## Description of the task
Your answer must be every line below, repeated exactly.

## App and web page records
::::::::
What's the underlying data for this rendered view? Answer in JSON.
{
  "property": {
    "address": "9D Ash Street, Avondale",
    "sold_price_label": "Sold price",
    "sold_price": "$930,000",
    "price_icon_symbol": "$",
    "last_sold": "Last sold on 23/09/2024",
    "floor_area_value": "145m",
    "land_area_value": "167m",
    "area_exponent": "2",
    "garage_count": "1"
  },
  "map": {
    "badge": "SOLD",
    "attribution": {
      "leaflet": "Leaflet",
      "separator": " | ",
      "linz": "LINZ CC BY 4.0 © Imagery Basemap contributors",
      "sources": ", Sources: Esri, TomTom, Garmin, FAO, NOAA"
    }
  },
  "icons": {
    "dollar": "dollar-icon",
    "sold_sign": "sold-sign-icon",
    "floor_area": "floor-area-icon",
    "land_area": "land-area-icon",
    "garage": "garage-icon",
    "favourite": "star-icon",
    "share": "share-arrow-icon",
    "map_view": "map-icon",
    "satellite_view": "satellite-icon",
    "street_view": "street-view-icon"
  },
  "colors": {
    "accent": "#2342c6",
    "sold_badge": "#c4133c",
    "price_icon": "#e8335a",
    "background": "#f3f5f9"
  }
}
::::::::
## Result
What's the underlying data for this rendered view? Answer in JSON.
{
  "property": {
    "address": "9D Ash Street, Avondale",
    "sold_price_label": "Sold price",
    "sold_price": "$930,000",
    "price_icon_symbol": "$",
    "last_sold": "Last sold on 23/09/2024",
    "floor_area_value": "145m",
    "land_area_value": "167m",
    "area_exponent": "2",
    "garage_count": "1"
  },
  "map": {
    "badge": "SOLD",
    "attribution": {
      "leaflet": "Leaflet",
      "separator": " | ",
      "linz": "LINZ CC BY 4.0 © Imagery Basemap contributors",
      "sources": ", Sources: Esri, TomTom, Garmin, FAO, NOAA"
    }
  },
  "icons": {
    "dollar": "dollar-icon",
    "sold_sign": "sold-sign-icon",
    "floor_area": "floor-area-icon",
    "land_area": "land-area-icon",
    "garage": "garage-icon",
    "favourite": "star-icon",
    "share": "share-arrow-icon",
    "map_view": "map-icon",
    "satellite_view": "satellite-icon",
    "street_view": "street-view-icon"
  },
  "colors": {
    "accent": "#2342c6",
    "sold_badge": "#c4133c",
    "price_icon": "#e8335a",
    "background": "#f3f5f9"
  }
}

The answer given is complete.